• Task objective:
A word-for-word retyping of the listing below is required, with the pictures dropped.
----
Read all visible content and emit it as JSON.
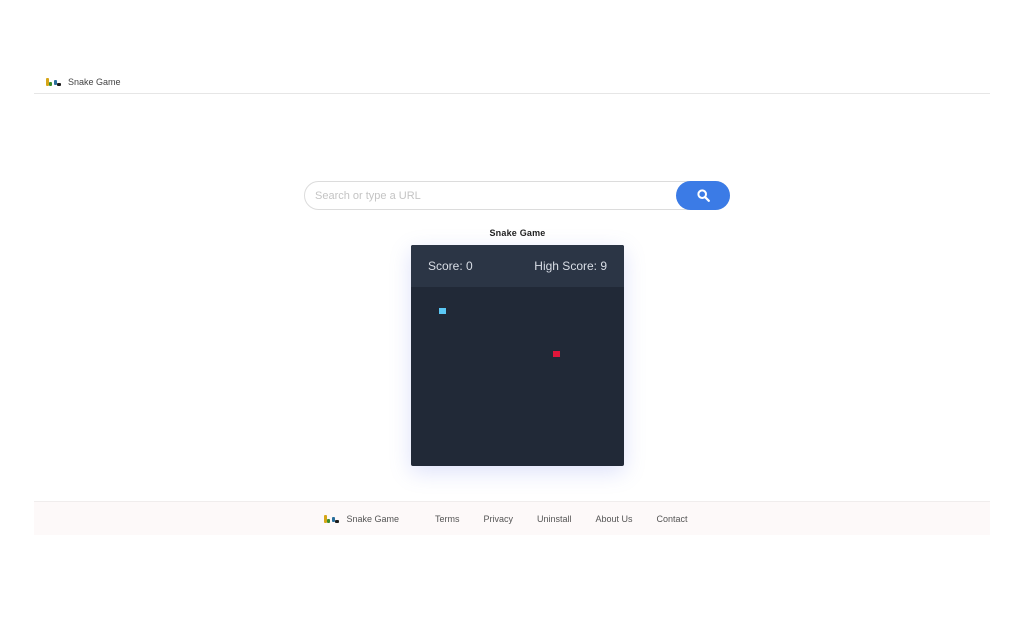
{
  "header": {
    "brand": "Snake Game"
  },
  "search": {
    "placeholder": "Search or type a URL"
  },
  "game": {
    "title": "Snake Game",
    "score_label": "Score: 0",
    "high_score_label": "High Score: 9",
    "score": 0,
    "high_score": 9,
    "grid": {
      "cols": 30,
      "rows": 25
    },
    "snake": [
      {
        "col": 4,
        "row": 3
      }
    ],
    "food": {
      "col": 20,
      "row": 9
    },
    "colors": {
      "snake": "#5bc8f5",
      "food": "#e0163a",
      "board": "#212937",
      "header": "#2b3545"
    }
  },
  "footer": {
    "brand": "Snake Game",
    "links": [
      "Terms",
      "Privacy",
      "Uninstall",
      "About Us",
      "Contact"
    ]
  },
  "colors": {
    "accent": "#3b7be6"
  }
}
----
• Output for this exercise:
Read all visible content and emit it as JSON.
{
  "header": {
    "brand": "Snake Game"
  },
  "search": {
    "placeholder": "Search or type a URL"
  },
  "game": {
    "title": "Snake Game",
    "score_label": "Score: 0",
    "high_score_label": "High Score: 9",
    "score": 0,
    "high_score": 9,
    "grid": {
      "cols": 30,
      "rows": 25
    },
    "snake": [
      {
        "col": 4,
        "row": 3
      }
    ],
    "food": {
      "col": 20,
      "row": 9
    },
    "colors": {
      "snake": "#5bc8f5",
      "food": "#e0163a",
      "board": "#212937",
      "header": "#2b3545"
    }
  },
  "footer": {
    "brand": "Snake Game",
    "links": [
      "Terms",
      "Privacy",
      "Uninstall",
      "About Us",
      "Contact"
    ]
  },
  "colors": {
    "accent": "#3b7be6"
  }
}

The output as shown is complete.